_EXERCISE DESCRIPTION:_ Word for word, reproduce the records that follow.

_EXCERPTED DATA:_
Start of Block

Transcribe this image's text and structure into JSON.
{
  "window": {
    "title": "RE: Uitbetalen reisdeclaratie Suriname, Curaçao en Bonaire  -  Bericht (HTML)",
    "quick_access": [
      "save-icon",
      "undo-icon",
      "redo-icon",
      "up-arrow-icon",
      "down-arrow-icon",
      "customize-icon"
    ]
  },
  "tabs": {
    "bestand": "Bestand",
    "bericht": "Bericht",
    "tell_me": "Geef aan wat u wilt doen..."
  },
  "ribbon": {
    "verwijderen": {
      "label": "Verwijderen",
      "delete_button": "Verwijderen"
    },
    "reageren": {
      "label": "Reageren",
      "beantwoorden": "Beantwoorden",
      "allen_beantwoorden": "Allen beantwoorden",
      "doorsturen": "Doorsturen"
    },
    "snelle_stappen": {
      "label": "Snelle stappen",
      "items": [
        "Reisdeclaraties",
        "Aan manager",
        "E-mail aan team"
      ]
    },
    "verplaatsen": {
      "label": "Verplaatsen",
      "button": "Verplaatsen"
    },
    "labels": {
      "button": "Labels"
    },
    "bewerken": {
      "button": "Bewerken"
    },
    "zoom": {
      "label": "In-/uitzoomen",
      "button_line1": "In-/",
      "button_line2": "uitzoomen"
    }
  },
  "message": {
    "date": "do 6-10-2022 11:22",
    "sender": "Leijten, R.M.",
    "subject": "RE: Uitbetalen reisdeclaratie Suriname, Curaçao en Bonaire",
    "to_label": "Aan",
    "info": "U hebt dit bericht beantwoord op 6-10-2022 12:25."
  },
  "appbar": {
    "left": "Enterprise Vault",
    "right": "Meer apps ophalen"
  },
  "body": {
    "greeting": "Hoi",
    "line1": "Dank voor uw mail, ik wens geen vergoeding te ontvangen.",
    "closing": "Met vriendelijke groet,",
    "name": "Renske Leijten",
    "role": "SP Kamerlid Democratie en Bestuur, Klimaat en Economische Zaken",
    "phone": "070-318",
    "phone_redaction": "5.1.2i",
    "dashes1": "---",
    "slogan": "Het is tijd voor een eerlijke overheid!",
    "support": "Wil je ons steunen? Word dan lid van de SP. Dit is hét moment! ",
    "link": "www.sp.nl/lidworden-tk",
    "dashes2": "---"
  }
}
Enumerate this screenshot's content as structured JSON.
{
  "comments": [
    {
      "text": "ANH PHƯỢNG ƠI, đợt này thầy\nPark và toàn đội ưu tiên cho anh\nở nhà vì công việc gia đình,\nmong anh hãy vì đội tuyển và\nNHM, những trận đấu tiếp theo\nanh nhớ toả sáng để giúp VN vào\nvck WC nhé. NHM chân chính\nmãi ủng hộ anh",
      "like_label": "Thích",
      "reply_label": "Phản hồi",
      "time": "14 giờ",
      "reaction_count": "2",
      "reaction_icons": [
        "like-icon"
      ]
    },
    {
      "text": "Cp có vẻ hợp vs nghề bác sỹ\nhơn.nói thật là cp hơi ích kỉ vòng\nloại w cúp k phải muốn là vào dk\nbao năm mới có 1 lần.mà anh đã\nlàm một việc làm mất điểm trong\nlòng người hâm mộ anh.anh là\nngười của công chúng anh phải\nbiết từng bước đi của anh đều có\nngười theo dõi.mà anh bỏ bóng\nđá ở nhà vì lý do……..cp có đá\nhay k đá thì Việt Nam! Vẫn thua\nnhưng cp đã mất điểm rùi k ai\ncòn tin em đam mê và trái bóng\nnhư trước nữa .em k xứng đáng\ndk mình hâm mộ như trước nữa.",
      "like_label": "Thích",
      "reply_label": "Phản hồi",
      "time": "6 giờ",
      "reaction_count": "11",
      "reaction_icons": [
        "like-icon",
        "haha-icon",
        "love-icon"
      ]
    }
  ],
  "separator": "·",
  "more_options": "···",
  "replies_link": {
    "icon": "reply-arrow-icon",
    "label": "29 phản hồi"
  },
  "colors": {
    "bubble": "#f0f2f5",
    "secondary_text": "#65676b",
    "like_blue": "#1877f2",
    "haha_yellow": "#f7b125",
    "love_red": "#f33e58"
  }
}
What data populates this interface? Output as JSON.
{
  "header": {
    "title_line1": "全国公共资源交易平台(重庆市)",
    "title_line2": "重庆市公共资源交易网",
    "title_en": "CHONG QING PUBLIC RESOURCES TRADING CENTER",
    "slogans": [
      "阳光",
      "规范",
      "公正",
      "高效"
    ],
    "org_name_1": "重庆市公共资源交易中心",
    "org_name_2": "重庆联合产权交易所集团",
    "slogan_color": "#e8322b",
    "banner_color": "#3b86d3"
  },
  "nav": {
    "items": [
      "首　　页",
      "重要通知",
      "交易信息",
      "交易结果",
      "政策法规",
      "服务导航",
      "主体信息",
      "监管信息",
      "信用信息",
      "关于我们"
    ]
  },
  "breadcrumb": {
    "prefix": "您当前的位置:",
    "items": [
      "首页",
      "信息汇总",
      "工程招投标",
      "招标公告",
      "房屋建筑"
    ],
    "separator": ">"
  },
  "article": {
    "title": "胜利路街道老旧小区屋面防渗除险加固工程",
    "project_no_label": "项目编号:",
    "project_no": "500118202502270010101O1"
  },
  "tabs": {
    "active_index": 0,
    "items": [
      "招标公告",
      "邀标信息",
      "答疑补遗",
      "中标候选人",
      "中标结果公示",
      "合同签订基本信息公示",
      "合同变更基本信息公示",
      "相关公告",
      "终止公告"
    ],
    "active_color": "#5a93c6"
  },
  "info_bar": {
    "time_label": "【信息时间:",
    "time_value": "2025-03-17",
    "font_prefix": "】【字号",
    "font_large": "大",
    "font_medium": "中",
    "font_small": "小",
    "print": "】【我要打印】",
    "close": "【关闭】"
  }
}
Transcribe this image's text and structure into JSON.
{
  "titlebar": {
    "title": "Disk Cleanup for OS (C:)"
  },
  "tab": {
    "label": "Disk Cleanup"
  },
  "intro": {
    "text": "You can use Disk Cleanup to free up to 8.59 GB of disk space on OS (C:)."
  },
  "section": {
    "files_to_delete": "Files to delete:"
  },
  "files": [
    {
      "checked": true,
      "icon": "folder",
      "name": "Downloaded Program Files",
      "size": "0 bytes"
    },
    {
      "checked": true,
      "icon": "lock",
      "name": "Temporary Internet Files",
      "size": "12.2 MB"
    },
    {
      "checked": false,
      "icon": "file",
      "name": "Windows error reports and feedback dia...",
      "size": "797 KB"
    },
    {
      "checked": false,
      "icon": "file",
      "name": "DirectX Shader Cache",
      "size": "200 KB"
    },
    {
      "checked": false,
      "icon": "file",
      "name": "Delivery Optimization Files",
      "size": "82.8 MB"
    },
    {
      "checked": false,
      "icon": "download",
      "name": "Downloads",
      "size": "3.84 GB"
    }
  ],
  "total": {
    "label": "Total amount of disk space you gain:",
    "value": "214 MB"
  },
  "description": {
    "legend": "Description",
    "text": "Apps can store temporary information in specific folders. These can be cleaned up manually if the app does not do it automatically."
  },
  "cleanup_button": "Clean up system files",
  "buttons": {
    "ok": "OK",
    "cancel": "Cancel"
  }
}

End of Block

_REPLY TO THE TASK:_
Transcribe this image's text and structure into JSON.
{
  "window": {
    "title": "RE: Uitbetalen reisdeclaratie Suriname, Curaçao en Bonaire  -  Bericht (HTML)",
    "quick_access": [
      "save-icon",
      "undo-icon",
      "redo-icon",
      "up-arrow-icon",
      "down-arrow-icon",
      "customize-icon"
    ]
  },
  "tabs": {
    "bestand": "Bestand",
    "bericht": "Bericht",
    "tell_me": "Geef aan wat u wilt doen..."
  },
  "ribbon": {
    "verwijderen": {
      "label": "Verwijderen",
      "delete_button": "Verwijderen"
    },
    "reageren": {
      "label": "Reageren",
      "beantwoorden": "Beantwoorden",
      "allen_beantwoorden": "Allen beantwoorden",
      "doorsturen": "Doorsturen"
    },
    "snelle_stappen": {
      "label": "Snelle stappen",
      "items": [
        "Reisdeclaraties",
        "Aan manager",
        "E-mail aan team"
      ]
    },
    "verplaatsen": {
      "label": "Verplaatsen",
      "button": "Verplaatsen"
    },
    "labels": {
      "button": "Labels"
    },
    "bewerken": {
      "button": "Bewerken"
    },
    "zoom": {
      "label": "In-/uitzoomen",
      "button_line1": "In-/",
      "button_line2": "uitzoomen"
    }
  },
  "message": {
    "date": "do 6-10-2022 11:22",
    "sender": "Leijten, R.M.",
    "subject": "RE: Uitbetalen reisdeclaratie Suriname, Curaçao en Bonaire",
    "to_label": "Aan",
    "info": "U hebt dit bericht beantwoord op 6-10-2022 12:25."
  },
  "appbar": {
    "left": "Enterprise Vault",
    "right": "Meer apps ophalen"
  },
  "body": {
    "greeting": "Hoi",
    "line1": "Dank voor uw mail, ik wens geen vergoeding te ontvangen.",
    "closing": "Met vriendelijke groet,",
    "name": "Renske Leijten",
    "role": "SP Kamerlid Democratie en Bestuur, Klimaat en Economische Zaken",
    "phone": "070-318",
    "phone_redaction": "5.1.2i",
    "dashes1": "---",
    "slogan": "Het is tijd voor een eerlijke overheid!",
    "support": "Wil je ons steunen? Word dan lid van de SP. Dit is hét moment! ",
    "link": "www.sp.nl/lidworden-tk",
    "dashes2": "---"
  }
}
Enumerate this screenshot's content as structured JSON.
{
  "comments": [
    {
      "text": "ANH PHƯỢNG ƠI, đợt này thầy\nPark và toàn đội ưu tiên cho anh\nở nhà vì công việc gia đình,\nmong anh hãy vì đội tuyển và\nNHM, những trận đấu tiếp theo\nanh nhớ toả sáng để giúp VN vào\nvck WC nhé. NHM chân chính\nmãi ủng hộ anh",
      "like_label": "Thích",
      "reply_label": "Phản hồi",
      "time": "14 giờ",
      "reaction_count": "2",
      "reaction_icons": [
        "like-icon"
      ]
    },
    {
      "text": "Cp có vẻ hợp vs nghề bác sỹ\nhơn.nói thật là cp hơi ích kỉ vòng\nloại w cúp k phải muốn là vào dk\nbao năm mới có 1 lần.mà anh đã\nlàm một việc làm mất điểm trong\nlòng người hâm mộ anh.anh là\nngười của công chúng anh phải\nbiết từng bước đi của anh đều có\nngười theo dõi.mà anh bỏ bóng\nđá ở nhà vì lý do……..cp có đá\nhay k đá thì Việt Nam! Vẫn thua\nnhưng cp đã mất điểm rùi k ai\ncòn tin em đam mê và trái bóng\nnhư trước nữa .em k xứng đáng\ndk mình hâm mộ như trước nữa.",
      "like_label": "Thích",
      "reply_label": "Phản hồi",
      "time": "6 giờ",
      "reaction_count": "11",
      "reaction_icons": [
        "like-icon",
        "haha-icon",
        "love-icon"
      ]
    }
  ],
  "separator": "·",
  "more_options": "···",
  "replies_link": {
    "icon": "reply-arrow-icon",
    "label": "29 phản hồi"
  },
  "colors": {
    "bubble": "#f0f2f5",
    "secondary_text": "#65676b",
    "like_blue": "#1877f2",
    "haha_yellow": "#f7b125",
    "love_red": "#f33e58"
  }
}
What data populates this interface? Output as JSON.
{
  "header": {
    "title_line1": "全国公共资源交易平台(重庆市)",
    "title_line2": "重庆市公共资源交易网",
    "title_en": "CHONG QING PUBLIC RESOURCES TRADING CENTER",
    "slogans": [
      "阳光",
      "规范",
      "公正",
      "高效"
    ],
    "org_name_1": "重庆市公共资源交易中心",
    "org_name_2": "重庆联合产权交易所集团",
    "slogan_color": "#e8322b",
    "banner_color": "#3b86d3"
  },
  "nav": {
    "items": [
      "首　　页",
      "重要通知",
      "交易信息",
      "交易结果",
      "政策法规",
      "服务导航",
      "主体信息",
      "监管信息",
      "信用信息",
      "关于我们"
    ]
  },
  "breadcrumb": {
    "prefix": "您当前的位置:",
    "items": [
      "首页",
      "信息汇总",
      "工程招投标",
      "招标公告",
      "房屋建筑"
    ],
    "separator": ">"
  },
  "article": {
    "title": "胜利路街道老旧小区屋面防渗除险加固工程",
    "project_no_label": "项目编号:",
    "project_no": "500118202502270010101O1"
  },
  "tabs": {
    "active_index": 0,
    "items": [
      "招标公告",
      "邀标信息",
      "答疑补遗",
      "中标候选人",
      "中标结果公示",
      "合同签订基本信息公示",
      "合同变更基本信息公示",
      "相关公告",
      "终止公告"
    ],
    "active_color": "#5a93c6"
  },
  "info_bar": {
    "time_label": "【信息时间:",
    "time_value": "2025-03-17",
    "font_prefix": "】【字号",
    "font_large": "大",
    "font_medium": "中",
    "font_small": "小",
    "print": "】【我要打印】",
    "close": "【关闭】"
  }
}
Transcribe this image's text and structure into JSON.
{
  "titlebar": {
    "title": "Disk Cleanup for OS (C:)"
  },
  "tab": {
    "label": "Disk Cleanup"
  },
  "intro": {
    "text": "You can use Disk Cleanup to free up to 8.59 GB of disk space on OS (C:)."
  },
  "section": {
    "files_to_delete": "Files to delete:"
  },
  "files": [
    {
      "checked": true,
      "icon": "folder",
      "name": "Downloaded Program Files",
      "size": "0 bytes"
    },
    {
      "checked": true,
      "icon": "lock",
      "name": "Temporary Internet Files",
      "size": "12.2 MB"
    },
    {
      "checked": false,
      "icon": "file",
      "name": "Windows error reports and feedback dia...",
      "size": "797 KB"
    },
    {
      "checked": false,
      "icon": "file",
      "name": "DirectX Shader Cache",
      "size": "200 KB"
    },
    {
      "checked": false,
      "icon": "file",
      "name": "Delivery Optimization Files",
      "size": "82.8 MB"
    },
    {
      "checked": false,
      "icon": "download",
      "name": "Downloads",
      "size": "3.84 GB"
    }
  ],
  "total": {
    "label": "Total amount of disk space you gain:",
    "value": "214 MB"
  },
  "description": {
    "legend": "Description",
    "text": "Apps can store temporary information in specific folders. These can be cleaned up manually if the app does not do it automatically."
  },
  "cleanup_button": "Clean up system files",
  "buttons": {
    "ok": "OK",
    "cancel": "Cancel"
  }
}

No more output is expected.